Musculo skeletal problems are the prime cause of lost work days.
People in large companies used to move around quite a lot. The fax machine was often at the end of a very long corridor as were the coffee machine and the typing pool. There were no conference calls so people had to take a walk down to a conference or meeting room. Before the arrival of the internet there was no fast source of information and hours were spent walking around research libraries, sifting through dusty old archives or heading off to meet with an expert on any relevant subjects. In modern offices, the hands and eyes move but they are invariably stuck to a voodoo doll torso that won't react unless it is inexplicably influenced by an external source, or there is a computer blackout. It doesn't take an Einstein to work out why there has been a dramatic increase in a long list of office related musculoskeletal problems over the past fifteen years. From carpel tunnel syndrome and tennis elbow to neck problems, shoulder problems, back problems, loss of eyesight, tension headaches and stress, people are suffering and companies are losing valuable man hours.

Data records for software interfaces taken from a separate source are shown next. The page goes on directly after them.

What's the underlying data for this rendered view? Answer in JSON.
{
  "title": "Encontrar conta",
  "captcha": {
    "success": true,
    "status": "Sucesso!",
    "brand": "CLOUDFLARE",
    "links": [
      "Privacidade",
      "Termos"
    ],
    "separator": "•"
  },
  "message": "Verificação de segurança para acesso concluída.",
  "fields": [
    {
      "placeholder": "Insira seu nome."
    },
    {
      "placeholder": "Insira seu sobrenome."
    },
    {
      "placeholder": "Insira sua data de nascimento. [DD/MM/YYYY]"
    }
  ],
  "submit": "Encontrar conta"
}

Many companies are now getting their act together and working with specialists such as osteopaths and physiotherapists to ensure that their employees' workstations are set up correctly. Some companies are even installing treadmill desks so that employees can work whilst walking. However, there is a still a long way to go before companies take all of the measures necessary to prevent such problems.
A recent preliminary study indicates that manual therapy is the way to go when managing musculoskeletal problems. The study reviewed a database of economic studies on the value of manual therapies such as osteopathic manipulation, physiotherapy, mobilisation techniques and chiropractic interventions for treating musculoskeletal problems. The data was compared to data on the usual care that patients would experience such as General Practitioner care alone or with exercise and pain management. The results showed that there are indications that manual therapy has some economic advantages over usual care for improving back and shoulder pain.
Tsertsvadze et al. Cost effectiveness of Manual Therapy for the Management of Musculoskeletal Conditions: A systematic Review and narrative synthesis of Evidence from Randomized Controlled Trials. J. Manipulative Physiol Ther. Jun 2014.